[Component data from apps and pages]
------------------------------

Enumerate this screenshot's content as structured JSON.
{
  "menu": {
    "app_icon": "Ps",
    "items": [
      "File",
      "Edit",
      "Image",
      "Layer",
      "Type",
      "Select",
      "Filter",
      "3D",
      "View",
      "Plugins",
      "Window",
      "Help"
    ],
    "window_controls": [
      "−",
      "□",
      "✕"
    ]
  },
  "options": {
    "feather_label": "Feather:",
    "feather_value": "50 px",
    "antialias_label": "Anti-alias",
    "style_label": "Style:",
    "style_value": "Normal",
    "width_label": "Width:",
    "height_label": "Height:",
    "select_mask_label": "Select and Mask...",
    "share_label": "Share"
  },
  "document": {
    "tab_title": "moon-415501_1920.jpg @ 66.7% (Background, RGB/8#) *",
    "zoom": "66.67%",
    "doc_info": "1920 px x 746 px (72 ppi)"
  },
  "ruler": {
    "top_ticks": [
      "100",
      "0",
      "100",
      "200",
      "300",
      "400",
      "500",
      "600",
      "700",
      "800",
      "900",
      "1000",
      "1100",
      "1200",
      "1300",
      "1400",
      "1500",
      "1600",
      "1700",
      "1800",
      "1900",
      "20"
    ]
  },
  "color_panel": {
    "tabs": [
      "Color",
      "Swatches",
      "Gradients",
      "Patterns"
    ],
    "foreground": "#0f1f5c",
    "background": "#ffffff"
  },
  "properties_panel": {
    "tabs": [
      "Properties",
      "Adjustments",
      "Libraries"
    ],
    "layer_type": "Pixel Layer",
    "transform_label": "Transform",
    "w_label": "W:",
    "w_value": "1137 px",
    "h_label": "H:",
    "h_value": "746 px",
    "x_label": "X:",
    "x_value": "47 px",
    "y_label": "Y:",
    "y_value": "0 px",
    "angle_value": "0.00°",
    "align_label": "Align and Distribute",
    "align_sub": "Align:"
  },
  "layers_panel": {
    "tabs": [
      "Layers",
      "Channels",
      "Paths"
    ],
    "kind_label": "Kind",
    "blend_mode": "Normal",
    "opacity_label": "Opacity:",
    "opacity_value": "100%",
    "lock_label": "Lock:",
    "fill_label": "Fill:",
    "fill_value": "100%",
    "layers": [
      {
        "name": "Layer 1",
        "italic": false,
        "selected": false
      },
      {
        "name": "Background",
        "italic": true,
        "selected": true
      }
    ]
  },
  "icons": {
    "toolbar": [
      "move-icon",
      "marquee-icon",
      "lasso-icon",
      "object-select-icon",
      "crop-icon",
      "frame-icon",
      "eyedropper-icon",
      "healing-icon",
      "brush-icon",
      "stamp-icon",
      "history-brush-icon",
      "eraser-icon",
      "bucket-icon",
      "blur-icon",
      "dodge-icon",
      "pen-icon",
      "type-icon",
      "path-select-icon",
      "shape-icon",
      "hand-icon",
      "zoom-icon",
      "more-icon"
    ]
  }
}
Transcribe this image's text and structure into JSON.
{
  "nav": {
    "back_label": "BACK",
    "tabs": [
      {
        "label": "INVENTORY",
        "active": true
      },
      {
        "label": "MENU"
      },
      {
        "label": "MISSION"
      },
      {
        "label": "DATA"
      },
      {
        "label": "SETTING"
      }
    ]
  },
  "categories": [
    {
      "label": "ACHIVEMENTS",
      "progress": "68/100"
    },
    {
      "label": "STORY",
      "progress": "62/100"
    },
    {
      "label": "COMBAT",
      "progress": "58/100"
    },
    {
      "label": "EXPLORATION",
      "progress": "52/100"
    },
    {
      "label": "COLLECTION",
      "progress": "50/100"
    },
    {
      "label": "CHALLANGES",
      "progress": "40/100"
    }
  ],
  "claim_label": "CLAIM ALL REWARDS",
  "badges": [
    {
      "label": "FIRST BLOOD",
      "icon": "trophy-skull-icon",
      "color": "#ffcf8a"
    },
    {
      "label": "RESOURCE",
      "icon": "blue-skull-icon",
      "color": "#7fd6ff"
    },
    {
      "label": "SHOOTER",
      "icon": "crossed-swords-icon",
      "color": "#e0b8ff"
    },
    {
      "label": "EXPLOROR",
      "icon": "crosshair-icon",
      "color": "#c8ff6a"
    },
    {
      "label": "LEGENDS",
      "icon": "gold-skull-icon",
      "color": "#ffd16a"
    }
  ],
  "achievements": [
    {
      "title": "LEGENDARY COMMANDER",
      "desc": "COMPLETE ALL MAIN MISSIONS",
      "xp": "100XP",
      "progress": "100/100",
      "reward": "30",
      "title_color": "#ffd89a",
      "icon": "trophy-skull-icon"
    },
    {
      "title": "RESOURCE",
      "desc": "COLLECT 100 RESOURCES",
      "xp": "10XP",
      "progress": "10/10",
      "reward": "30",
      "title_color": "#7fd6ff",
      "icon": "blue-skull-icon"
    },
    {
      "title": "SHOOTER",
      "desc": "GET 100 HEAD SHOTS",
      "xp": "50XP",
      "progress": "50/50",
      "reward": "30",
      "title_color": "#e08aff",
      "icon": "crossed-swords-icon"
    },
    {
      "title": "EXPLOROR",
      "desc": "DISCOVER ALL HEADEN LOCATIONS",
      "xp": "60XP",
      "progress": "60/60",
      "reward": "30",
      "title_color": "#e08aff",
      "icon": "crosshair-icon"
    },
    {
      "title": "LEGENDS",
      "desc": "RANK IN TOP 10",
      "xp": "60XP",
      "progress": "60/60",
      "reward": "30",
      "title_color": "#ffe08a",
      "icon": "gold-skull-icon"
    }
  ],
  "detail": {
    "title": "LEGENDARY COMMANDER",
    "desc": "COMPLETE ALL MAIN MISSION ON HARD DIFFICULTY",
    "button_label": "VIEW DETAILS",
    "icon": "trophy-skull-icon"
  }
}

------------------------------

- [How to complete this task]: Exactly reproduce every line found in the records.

- [Answer for this exercise]:
Enumerate this screenshot's content as structured JSON.
{
  "menu": {
    "app_icon": "Ps",
    "items": [
      "File",
      "Edit",
      "Image",
      "Layer",
      "Type",
      "Select",
      "Filter",
      "3D",
      "View",
      "Plugins",
      "Window",
      "Help"
    ],
    "window_controls": [
      "−",
      "□",
      "✕"
    ]
  },
  "options": {
    "feather_label": "Feather:",
    "feather_value": "50 px",
    "antialias_label": "Anti-alias",
    "style_label": "Style:",
    "style_value": "Normal",
    "width_label": "Width:",
    "height_label": "Height:",
    "select_mask_label": "Select and Mask...",
    "share_label": "Share"
  },
  "document": {
    "tab_title": "moon-415501_1920.jpg @ 66.7% (Background, RGB/8#) *",
    "zoom": "66.67%",
    "doc_info": "1920 px x 746 px (72 ppi)"
  },
  "ruler": {
    "top_ticks": [
      "100",
      "0",
      "100",
      "200",
      "300",
      "400",
      "500",
      "600",
      "700",
      "800",
      "900",
      "1000",
      "1100",
      "1200",
      "1300",
      "1400",
      "1500",
      "1600",
      "1700",
      "1800",
      "1900",
      "20"
    ]
  },
  "color_panel": {
    "tabs": [
      "Color",
      "Swatches",
      "Gradients",
      "Patterns"
    ],
    "foreground": "#0f1f5c",
    "background": "#ffffff"
  },
  "properties_panel": {
    "tabs": [
      "Properties",
      "Adjustments",
      "Libraries"
    ],
    "layer_type": "Pixel Layer",
    "transform_label": "Transform",
    "w_label": "W:",
    "w_value": "1137 px",
    "h_label": "H:",
    "h_value": "746 px",
    "x_label": "X:",
    "x_value": "47 px",
    "y_label": "Y:",
    "y_value": "0 px",
    "angle_value": "0.00°",
    "align_label": "Align and Distribute",
    "align_sub": "Align:"
  },
  "layers_panel": {
    "tabs": [
      "Layers",
      "Channels",
      "Paths"
    ],
    "kind_label": "Kind",
    "blend_mode": "Normal",
    "opacity_label": "Opacity:",
    "opacity_value": "100%",
    "lock_label": "Lock:",
    "fill_label": "Fill:",
    "fill_value": "100%",
    "layers": [
      {
        "name": "Layer 1",
        "italic": false,
        "selected": false
      },
      {
        "name": "Background",
        "italic": true,
        "selected": true
      }
    ]
  },
  "icons": {
    "toolbar": [
      "move-icon",
      "marquee-icon",
      "lasso-icon",
      "object-select-icon",
      "crop-icon",
      "frame-icon",
      "eyedropper-icon",
      "healing-icon",
      "brush-icon",
      "stamp-icon",
      "history-brush-icon",
      "eraser-icon",
      "bucket-icon",
      "blur-icon",
      "dodge-icon",
      "pen-icon",
      "type-icon",
      "path-select-icon",
      "shape-icon",
      "hand-icon",
      "zoom-icon",
      "more-icon"
    ]
  }
}
Transcribe this image's text and structure into JSON.
{
  "nav": {
    "back_label": "BACK",
    "tabs": [
      {
        "label": "INVENTORY",
        "active": true
      },
      {
        "label": "MENU"
      },
      {
        "label": "MISSION"
      },
      {
        "label": "DATA"
      },
      {
        "label": "SETTING"
      }
    ]
  },
  "categories": [
    {
      "label": "ACHIVEMENTS",
      "progress": "68/100"
    },
    {
      "label": "STORY",
      "progress": "62/100"
    },
    {
      "label": "COMBAT",
      "progress": "58/100"
    },
    {
      "label": "EXPLORATION",
      "progress": "52/100"
    },
    {
      "label": "COLLECTION",
      "progress": "50/100"
    },
    {
      "label": "CHALLANGES",
      "progress": "40/100"
    }
  ],
  "claim_label": "CLAIM ALL REWARDS",
  "badges": [
    {
      "label": "FIRST BLOOD",
      "icon": "trophy-skull-icon",
      "color": "#ffcf8a"
    },
    {
      "label": "RESOURCE",
      "icon": "blue-skull-icon",
      "color": "#7fd6ff"
    },
    {
      "label": "SHOOTER",
      "icon": "crossed-swords-icon",
      "color": "#e0b8ff"
    },
    {
      "label": "EXPLOROR",
      "icon": "crosshair-icon",
      "color": "#c8ff6a"
    },
    {
      "label": "LEGENDS",
      "icon": "gold-skull-icon",
      "color": "#ffd16a"
    }
  ],
  "achievements": [
    {
      "title": "LEGENDARY COMMANDER",
      "desc": "COMPLETE ALL MAIN MISSIONS",
      "xp": "100XP",
      "progress": "100/100",
      "reward": "30",
      "title_color": "#ffd89a",
      "icon": "trophy-skull-icon"
    },
    {
      "title": "RESOURCE",
      "desc": "COLLECT 100 RESOURCES",
      "xp": "10XP",
      "progress": "10/10",
      "reward": "30",
      "title_color": "#7fd6ff",
      "icon": "blue-skull-icon"
    },
    {
      "title": "SHOOTER",
      "desc": "GET 100 HEAD SHOTS",
      "xp": "50XP",
      "progress": "50/50",
      "reward": "30",
      "title_color": "#e08aff",
      "icon": "crossed-swords-icon"
    },
    {
      "title": "EXPLOROR",
      "desc": "DISCOVER ALL HEADEN LOCATIONS",
      "xp": "60XP",
      "progress": "60/60",
      "reward": "30",
      "title_color": "#e08aff",
      "icon": "crosshair-icon"
    },
    {
      "title": "LEGENDS",
      "desc": "RANK IN TOP 10",
      "xp": "60XP",
      "progress": "60/60",
      "reward": "30",
      "title_color": "#ffe08a",
      "icon": "gold-skull-icon"
    }
  ],
  "detail": {
    "title": "LEGENDARY COMMANDER",
    "desc": "COMPLETE ALL MAIN MISSION ON HARD DIFFICULTY",
    "button_label": "VIEW DETAILS",
    "icon": "trophy-skull-icon"
  }
}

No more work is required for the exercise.